----- Given records

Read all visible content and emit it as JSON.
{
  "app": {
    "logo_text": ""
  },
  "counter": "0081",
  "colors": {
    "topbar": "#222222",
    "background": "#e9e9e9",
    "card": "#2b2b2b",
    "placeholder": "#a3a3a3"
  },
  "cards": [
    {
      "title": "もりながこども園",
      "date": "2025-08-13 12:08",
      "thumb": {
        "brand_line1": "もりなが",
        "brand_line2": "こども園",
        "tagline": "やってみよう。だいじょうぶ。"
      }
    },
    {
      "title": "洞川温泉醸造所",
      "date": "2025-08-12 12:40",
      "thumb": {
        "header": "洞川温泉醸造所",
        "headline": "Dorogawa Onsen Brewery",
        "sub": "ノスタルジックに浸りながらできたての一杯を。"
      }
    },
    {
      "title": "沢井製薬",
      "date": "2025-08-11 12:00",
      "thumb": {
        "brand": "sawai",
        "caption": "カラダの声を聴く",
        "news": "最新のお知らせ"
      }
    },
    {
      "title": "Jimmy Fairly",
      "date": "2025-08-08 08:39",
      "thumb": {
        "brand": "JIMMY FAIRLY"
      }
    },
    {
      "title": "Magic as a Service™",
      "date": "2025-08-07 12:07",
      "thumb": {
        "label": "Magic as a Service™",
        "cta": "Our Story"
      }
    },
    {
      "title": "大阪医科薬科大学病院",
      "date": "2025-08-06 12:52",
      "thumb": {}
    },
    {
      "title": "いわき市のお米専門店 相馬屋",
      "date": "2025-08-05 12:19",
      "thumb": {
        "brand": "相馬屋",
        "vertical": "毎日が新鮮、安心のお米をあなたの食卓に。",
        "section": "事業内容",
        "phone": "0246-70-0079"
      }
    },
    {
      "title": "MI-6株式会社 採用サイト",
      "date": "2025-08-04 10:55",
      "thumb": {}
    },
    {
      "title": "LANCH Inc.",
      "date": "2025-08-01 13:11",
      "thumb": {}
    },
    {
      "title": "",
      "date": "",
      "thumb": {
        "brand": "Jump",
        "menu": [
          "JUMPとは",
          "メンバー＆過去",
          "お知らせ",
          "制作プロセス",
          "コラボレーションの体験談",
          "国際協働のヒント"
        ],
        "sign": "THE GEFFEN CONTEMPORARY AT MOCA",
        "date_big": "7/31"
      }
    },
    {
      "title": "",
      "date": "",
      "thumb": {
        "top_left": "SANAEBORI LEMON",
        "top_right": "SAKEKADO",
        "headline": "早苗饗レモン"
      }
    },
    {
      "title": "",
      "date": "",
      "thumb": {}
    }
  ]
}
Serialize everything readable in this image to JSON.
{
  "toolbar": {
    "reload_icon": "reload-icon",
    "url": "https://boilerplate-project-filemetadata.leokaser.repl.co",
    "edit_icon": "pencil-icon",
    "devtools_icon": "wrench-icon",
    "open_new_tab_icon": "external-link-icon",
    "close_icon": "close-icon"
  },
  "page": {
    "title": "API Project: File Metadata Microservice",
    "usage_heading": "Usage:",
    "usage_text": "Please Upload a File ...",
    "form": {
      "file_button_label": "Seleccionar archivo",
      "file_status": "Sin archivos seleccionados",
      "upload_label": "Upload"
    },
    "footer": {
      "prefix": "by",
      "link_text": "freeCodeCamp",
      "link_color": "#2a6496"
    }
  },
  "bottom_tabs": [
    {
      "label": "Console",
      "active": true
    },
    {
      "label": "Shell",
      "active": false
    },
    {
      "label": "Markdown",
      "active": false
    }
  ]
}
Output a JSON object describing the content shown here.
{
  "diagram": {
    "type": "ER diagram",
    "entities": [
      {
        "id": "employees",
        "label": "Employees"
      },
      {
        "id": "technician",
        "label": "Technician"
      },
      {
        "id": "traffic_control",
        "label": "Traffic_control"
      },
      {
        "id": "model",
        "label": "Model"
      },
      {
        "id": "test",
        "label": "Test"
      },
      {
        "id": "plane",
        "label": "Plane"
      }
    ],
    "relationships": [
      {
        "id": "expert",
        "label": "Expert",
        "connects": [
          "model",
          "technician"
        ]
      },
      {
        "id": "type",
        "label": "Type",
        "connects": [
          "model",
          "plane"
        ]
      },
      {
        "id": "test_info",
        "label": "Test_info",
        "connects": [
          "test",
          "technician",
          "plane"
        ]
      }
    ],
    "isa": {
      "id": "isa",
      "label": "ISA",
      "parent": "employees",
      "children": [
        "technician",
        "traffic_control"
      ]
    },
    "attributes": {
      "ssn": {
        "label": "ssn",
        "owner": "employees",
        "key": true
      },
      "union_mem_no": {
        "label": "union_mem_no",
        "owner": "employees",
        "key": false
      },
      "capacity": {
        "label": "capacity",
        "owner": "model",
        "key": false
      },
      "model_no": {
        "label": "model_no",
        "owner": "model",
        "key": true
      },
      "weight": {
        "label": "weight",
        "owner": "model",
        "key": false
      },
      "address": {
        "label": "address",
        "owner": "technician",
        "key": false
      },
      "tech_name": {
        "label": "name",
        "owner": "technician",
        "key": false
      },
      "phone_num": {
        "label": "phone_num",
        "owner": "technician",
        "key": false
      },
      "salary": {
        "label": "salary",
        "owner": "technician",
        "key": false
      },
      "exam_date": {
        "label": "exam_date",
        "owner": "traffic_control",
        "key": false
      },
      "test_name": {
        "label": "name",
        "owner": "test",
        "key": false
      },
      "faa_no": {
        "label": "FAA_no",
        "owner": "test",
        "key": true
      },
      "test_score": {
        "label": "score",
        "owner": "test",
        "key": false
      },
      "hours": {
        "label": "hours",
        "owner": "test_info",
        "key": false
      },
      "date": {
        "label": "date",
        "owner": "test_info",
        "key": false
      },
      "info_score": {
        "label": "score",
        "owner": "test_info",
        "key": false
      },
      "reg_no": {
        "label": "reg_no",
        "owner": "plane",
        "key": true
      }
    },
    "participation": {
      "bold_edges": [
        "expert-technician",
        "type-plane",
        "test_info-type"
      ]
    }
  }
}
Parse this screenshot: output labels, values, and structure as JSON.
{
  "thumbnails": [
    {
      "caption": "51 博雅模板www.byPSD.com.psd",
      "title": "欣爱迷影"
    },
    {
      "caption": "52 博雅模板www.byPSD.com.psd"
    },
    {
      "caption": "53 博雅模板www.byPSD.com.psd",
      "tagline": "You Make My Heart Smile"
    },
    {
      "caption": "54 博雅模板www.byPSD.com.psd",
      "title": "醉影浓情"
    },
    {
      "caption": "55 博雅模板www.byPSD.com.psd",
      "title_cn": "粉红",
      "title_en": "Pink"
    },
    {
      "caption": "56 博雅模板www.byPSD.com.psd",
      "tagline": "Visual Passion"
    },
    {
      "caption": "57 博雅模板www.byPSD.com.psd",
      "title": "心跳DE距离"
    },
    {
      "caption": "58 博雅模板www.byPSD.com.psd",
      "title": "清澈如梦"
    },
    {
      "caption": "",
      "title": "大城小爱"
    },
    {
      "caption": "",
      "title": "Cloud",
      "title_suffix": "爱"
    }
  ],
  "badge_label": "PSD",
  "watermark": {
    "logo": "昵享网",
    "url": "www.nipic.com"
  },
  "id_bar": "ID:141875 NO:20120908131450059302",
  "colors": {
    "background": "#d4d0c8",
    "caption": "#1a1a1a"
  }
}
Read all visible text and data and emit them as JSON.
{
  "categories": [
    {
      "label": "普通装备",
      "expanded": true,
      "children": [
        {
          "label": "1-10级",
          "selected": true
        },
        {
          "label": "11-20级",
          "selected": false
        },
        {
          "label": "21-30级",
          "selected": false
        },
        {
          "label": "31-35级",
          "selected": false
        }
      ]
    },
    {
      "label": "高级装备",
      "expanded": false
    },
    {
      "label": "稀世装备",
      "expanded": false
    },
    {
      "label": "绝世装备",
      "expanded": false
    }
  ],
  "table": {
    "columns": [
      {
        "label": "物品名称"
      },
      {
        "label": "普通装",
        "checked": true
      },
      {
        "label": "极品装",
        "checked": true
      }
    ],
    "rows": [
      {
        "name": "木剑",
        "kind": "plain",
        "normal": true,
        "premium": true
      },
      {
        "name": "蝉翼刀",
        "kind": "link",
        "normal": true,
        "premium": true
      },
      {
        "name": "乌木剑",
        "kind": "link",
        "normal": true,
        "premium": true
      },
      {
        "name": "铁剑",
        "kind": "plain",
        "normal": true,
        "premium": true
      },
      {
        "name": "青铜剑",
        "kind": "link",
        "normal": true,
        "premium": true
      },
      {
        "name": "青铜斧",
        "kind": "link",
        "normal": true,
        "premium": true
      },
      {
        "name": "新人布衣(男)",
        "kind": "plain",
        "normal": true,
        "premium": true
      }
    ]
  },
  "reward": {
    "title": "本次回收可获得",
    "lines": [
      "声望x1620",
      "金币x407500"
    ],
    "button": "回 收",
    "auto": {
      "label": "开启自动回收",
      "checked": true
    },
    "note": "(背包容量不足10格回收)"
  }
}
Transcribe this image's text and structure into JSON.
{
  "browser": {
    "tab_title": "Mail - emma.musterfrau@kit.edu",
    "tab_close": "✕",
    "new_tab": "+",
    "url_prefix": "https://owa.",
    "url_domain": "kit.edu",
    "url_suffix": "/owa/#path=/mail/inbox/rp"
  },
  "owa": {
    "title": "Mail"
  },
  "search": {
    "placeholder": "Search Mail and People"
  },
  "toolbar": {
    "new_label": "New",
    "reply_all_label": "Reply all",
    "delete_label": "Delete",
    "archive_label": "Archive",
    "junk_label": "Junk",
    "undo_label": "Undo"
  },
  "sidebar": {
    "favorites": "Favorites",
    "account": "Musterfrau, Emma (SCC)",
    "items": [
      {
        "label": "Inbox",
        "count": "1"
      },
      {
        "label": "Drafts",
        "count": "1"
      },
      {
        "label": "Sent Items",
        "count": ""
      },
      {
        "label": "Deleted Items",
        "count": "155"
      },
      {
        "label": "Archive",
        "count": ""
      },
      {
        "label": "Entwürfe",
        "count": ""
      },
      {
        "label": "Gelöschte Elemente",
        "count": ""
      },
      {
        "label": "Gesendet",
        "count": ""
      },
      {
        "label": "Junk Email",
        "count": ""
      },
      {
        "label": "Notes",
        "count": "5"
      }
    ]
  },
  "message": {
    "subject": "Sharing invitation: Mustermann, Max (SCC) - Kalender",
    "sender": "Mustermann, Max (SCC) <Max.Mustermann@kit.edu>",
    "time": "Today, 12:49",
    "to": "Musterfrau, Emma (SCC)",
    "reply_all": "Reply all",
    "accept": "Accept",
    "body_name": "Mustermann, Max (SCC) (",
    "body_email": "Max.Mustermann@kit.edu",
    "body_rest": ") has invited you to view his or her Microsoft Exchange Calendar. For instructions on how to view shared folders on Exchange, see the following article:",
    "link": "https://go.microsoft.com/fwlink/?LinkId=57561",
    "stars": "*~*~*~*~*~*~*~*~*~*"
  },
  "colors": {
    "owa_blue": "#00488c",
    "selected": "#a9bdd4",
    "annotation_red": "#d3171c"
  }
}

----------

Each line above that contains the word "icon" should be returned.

    "reload_icon": "reload-icon",
    "edit_icon": "pencil-icon",
    "devtools_icon": "wrench-icon",
    "open_new_tab_icon": "external-link-icon",
    "close_icon": "close-icon"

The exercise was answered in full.